As we bring 2022 to a close, we all get the chance to look backwards, Our personal After Action Reports. How did we do? How did we perform? Where did we thrive vs. where did we come up short?
Back in the day, my December’s & January’s usually comprised of an annual sit-down with my Franklin Planner’s “Values & Goals” assessment. It was something that I learned from using the system, from the cassette tapes of Hyrum Smith spelling out how Benjamin Franklin charted courses in his life, and how I could adapt goal setting and values into our daily habits. It was a transformative process for me. As a young 20-something, sitting and pondering what was important and what I wanted to achieve in different facets of my life became an anchor for my personal development. This was all in a day-and-age when there wasn’t a lot of personal development focus like there is today. We are inundated with it via social media & the web giving us all kinds of information about how we are supposed to chart our individual courses to become the best versions of ourselves.
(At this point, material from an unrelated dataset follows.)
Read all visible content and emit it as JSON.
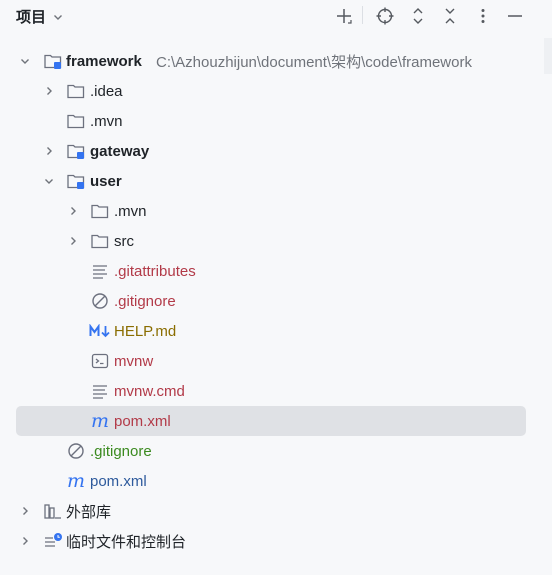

But I’d say, in the past few years, I’ve graduated to a different way of thinking. For me, it’s less about goals and more about the journey, not the outcomes. I’ve learned that it’s really hard to reach a hard-and-fast goal – You get the ball down to the 5 yard line, and the the goal posts just get moved further down the field. For me, it’s not about crossing the finish line as much as it is staying on the path, continually progressing on the journey, challenging myself to move up a notch each hour/day/week. I’m not trying to reach an end state – There really isn’t any end to forward progress, so long as you maintain your navigation on the right path(s).
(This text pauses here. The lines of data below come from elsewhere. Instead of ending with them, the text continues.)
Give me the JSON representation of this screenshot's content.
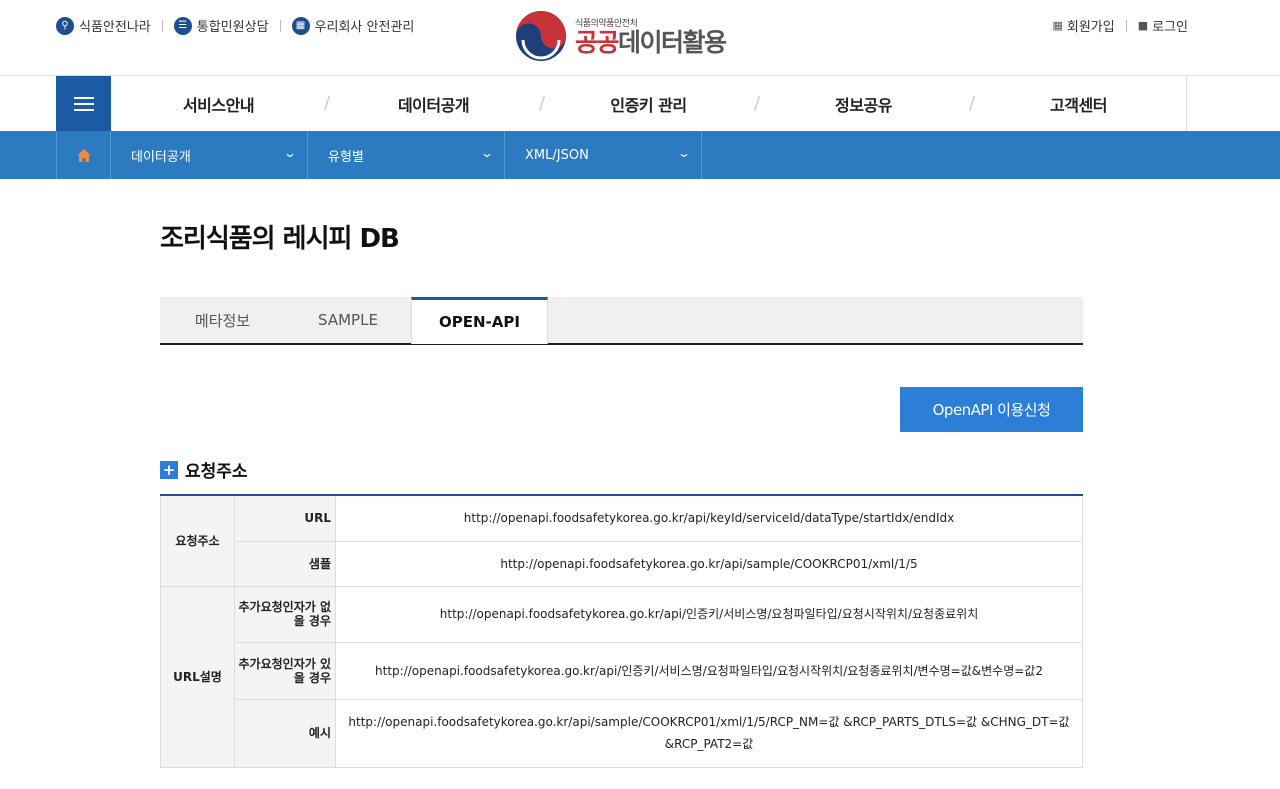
{
  "header": {
    "util_left": [
      {
        "label": "식품안전나라",
        "icon": "search-icon"
      },
      {
        "label": "통합민원상담",
        "icon": "document-icon"
      },
      {
        "label": "우리회사 안전관리",
        "icon": "building-icon"
      }
    ],
    "logo": {
      "sub": "식품의약품안전처",
      "main_red": "공공",
      "main_gray": "데이터활용"
    },
    "util_right": [
      {
        "label": "회원가입",
        "icon": "signup-icon"
      },
      {
        "label": "로그인",
        "icon": "lock-icon"
      }
    ]
  },
  "gnb": {
    "items": [
      "서비스안내",
      "데이터공개",
      "인증키 관리",
      "정보공유",
      "고객센터"
    ]
  },
  "breadcrumb": {
    "level1": "데이터공개",
    "level2": "유형별",
    "level3": "XML/JSON"
  },
  "page": {
    "title": "조리식품의 레시피 DB",
    "tabs": [
      "메타정보",
      "SAMPLE",
      "OPEN-API"
    ],
    "active_tab": "OPEN-API",
    "apply_button": "OpenAPI 이용신청",
    "section_title": "요청주소"
  },
  "request_table": {
    "group1": "요청주소",
    "group2": "URL설명",
    "rows": [
      {
        "key": "URL",
        "value": "http://openapi.foodsafetykorea.go.kr/api/keyId/serviceId/dataType/startIdx/endIdx"
      },
      {
        "key": "샘플",
        "value": "http://openapi.foodsafetykorea.go.kr/api/sample/COOKRCP01/xml/1/5"
      },
      {
        "key": "추가요청인자가 없을 경우",
        "value": "http://openapi.foodsafetykorea.go.kr/api/인증키/서비스명/요청파일타입/요청시작위치/요청종료위치"
      },
      {
        "key": "추가요청인자가 있을 경우",
        "value": "http://openapi.foodsafetykorea.go.kr/api/인증키/서비스명/요청파일타입/요청시작위치/요청종료위치/변수명=값&변수명=값2"
      },
      {
        "key": "예시",
        "value": "http://openapi.foodsafetykorea.go.kr/api/sample/COOKRCP01/xml/1/5/RCP_NM=값 &RCP_PARTS_DTLS=값 &CHNG_DT=값 &RCP_PAT2=값"
      }
    ]
  },
  "colors": {
    "primary": "#1d5aa6",
    "breadcrumb": "#2c7ac0",
    "button": "#2c7ed6",
    "logo_red": "#c8323b"
  }
}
So as I leave 2022, lots of things went right, plenty of good was done, but of course, course corrections lie ahead for me on several fronts. My journal is chock full of notes on what went well & what didn’t. And for me, I don’t need to wait for january 1, 2023 to start working on things, I just need to continue assessing my performance daily, take initiative, make the adjustment, and put course corrections into action.
The Books I Read in 2022
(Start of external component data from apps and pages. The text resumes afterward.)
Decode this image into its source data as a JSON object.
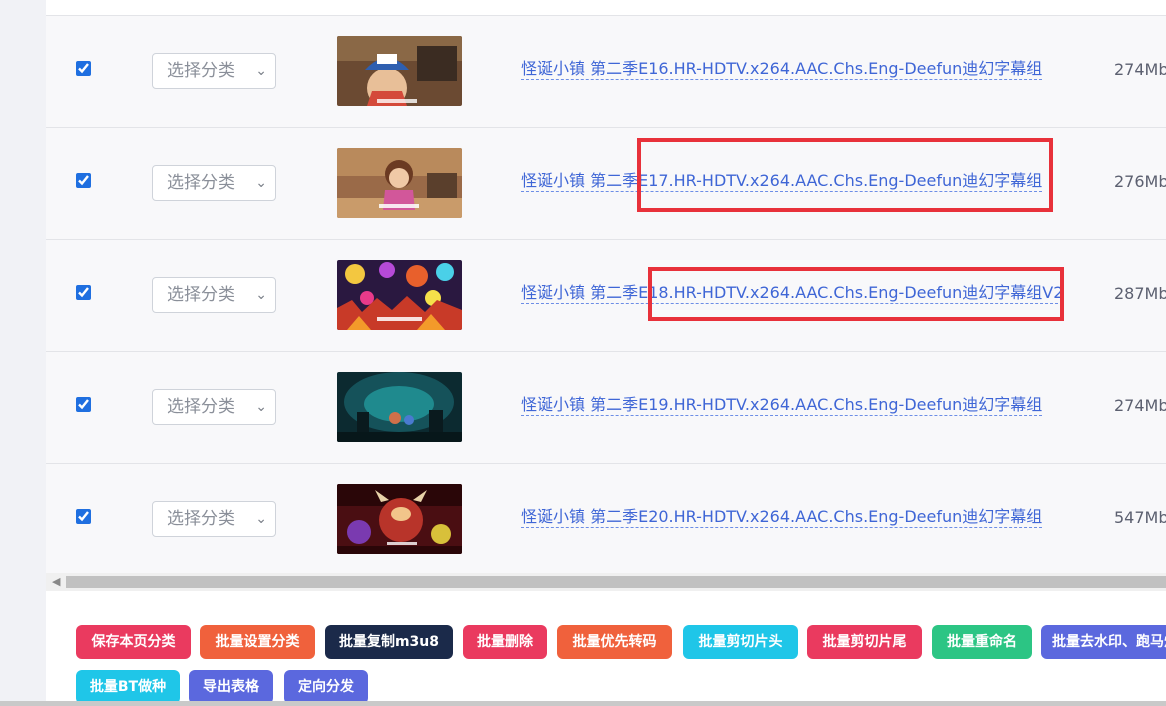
{
  "rows": [
    {
      "title": "怪诞小镇 第二季E16.HR-HDTV.x264.AAC.Chs.Eng-Deefun迪幻字幕组",
      "size": "274Mb",
      "category_placeholder": "选择分类",
      "checked": true,
      "thumb": "thumbnail-boy-cap-icon"
    },
    {
      "title": "怪诞小镇 第二季E17.HR-HDTV.x264.AAC.Chs.Eng-Deefun迪幻字幕组",
      "size": "276Mb",
      "category_placeholder": "选择分类",
      "checked": true,
      "thumb": "thumbnail-girl-sweater-icon"
    },
    {
      "title": "怪诞小镇 第二季E18.HR-HDTV.x264.AAC.Chs.Eng-Deefun迪幻字幕组V2",
      "size": "287Mb",
      "category_placeholder": "选择分类",
      "checked": true,
      "thumb": "thumbnail-chaos-town-icon"
    },
    {
      "title": "怪诞小镇 第二季E19.HR-HDTV.x264.AAC.Chs.Eng-Deefun迪幻字幕组",
      "size": "274Mb",
      "category_placeholder": "选择分类",
      "checked": true,
      "thumb": "thumbnail-dark-cave-icon"
    },
    {
      "title": "怪诞小镇 第二季E20.HR-HDTV.x264.AAC.Chs.Eng-Deefun迪幻字幕组",
      "size": "547Mb",
      "category_placeholder": "选择分类",
      "checked": true,
      "thumb": "thumbnail-monster-fire-icon"
    }
  ],
  "buttons": [
    {
      "label": "保存本页分类",
      "color": "#ea3a5f"
    },
    {
      "label": "批量设置分类",
      "color": "#f0613c"
    },
    {
      "label": "批量复制m3u8",
      "color": "#1b2a4a"
    },
    {
      "label": "批量删除",
      "color": "#ea3a5f"
    },
    {
      "label": "批量优先转码",
      "color": "#f0613c"
    },
    {
      "label": "批量剪切片头",
      "color": "#1fc6e8"
    },
    {
      "label": "批量剪切片尾",
      "color": "#ea3a5f"
    },
    {
      "label": "批量重命名",
      "color": "#2cc584"
    },
    {
      "label": "批量去水印、跑马灯",
      "color": "#5b68de"
    },
    {
      "label": "批量BT做种",
      "color": "#1fc6e8"
    },
    {
      "label": "导出表格",
      "color": "#5b68de"
    },
    {
      "label": "定向分发",
      "color": "#5b68de"
    }
  ],
  "colors": {
    "highlight": "#e8313a",
    "link": "#3f66d6"
  }
}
I put up a few posts in 2022 of my book stacks. I don’t know about you, but I love seeing and hearing about what people are reading. I believe that you can gain a lot of insight into an individual by checking out what books they’ve read, and more so, books they’ve enjoyed or that have been impactful.
And I must say this: The more you see & find books that you enjoy, it’s like a self-fueling effort in that books turn you onto more books which make you want to read more. Last week, I had to run into Half Price Books to pick up a few Elmer Kelton titles for my father-in-law. What should have been a 10 minutes errand turned into 45 minutes of looking at book spines & titles. I should have never gone down the Military History aisle – Good Lord, I could have easily grabbed a dozen books, so many great things to read! But I held myself back, taking the road of delayed gratification, knowing full-well that I have at least 30 books sitting on my bookshelves at home that need my attention first….
So below, you can get a little insight into my soul. It was a solid reading year for me: 19 books completed. It seemed like I had read more than that, and looking back, I certainly wish I had read more. Some months were dry, others were solid. You’ll see that I’ve provided links, mostly to ThriftBooks which is where I get the majority of my titles in case you’re interested in checking any of them out:
Grant, Great Generals Series by John Mosier
How to Become a Straight A Student by Cal Newport
The Shallows by Nicholas Carr
On Writing Well by William Zinsser
The War of Art by Steven Pressfield
Hal Moore on Leadership by Harrold Moore & Mike Guardia
Rediscovering Jesus by Matthew Kelly
Hard to Follow by Elmer Kelton
Turning Pro by Steven Pressfield
Steal Like an Artist by Austin Kleon
Nobody Wants to Read Your Sh*t by Steven Pressfield
Do the Work by Steven Pressfield
Range by David Epstien
Start with Why by Simon Sinek
Crossfire Conflict by Randy Keirn
Freedom to Learn by Carl Rogers
The Warrior Ethos by Steven Pressfield
Four Hours in My Lai by Michael Bilton & Kevin Sim
The Artist Way by Julia Cameron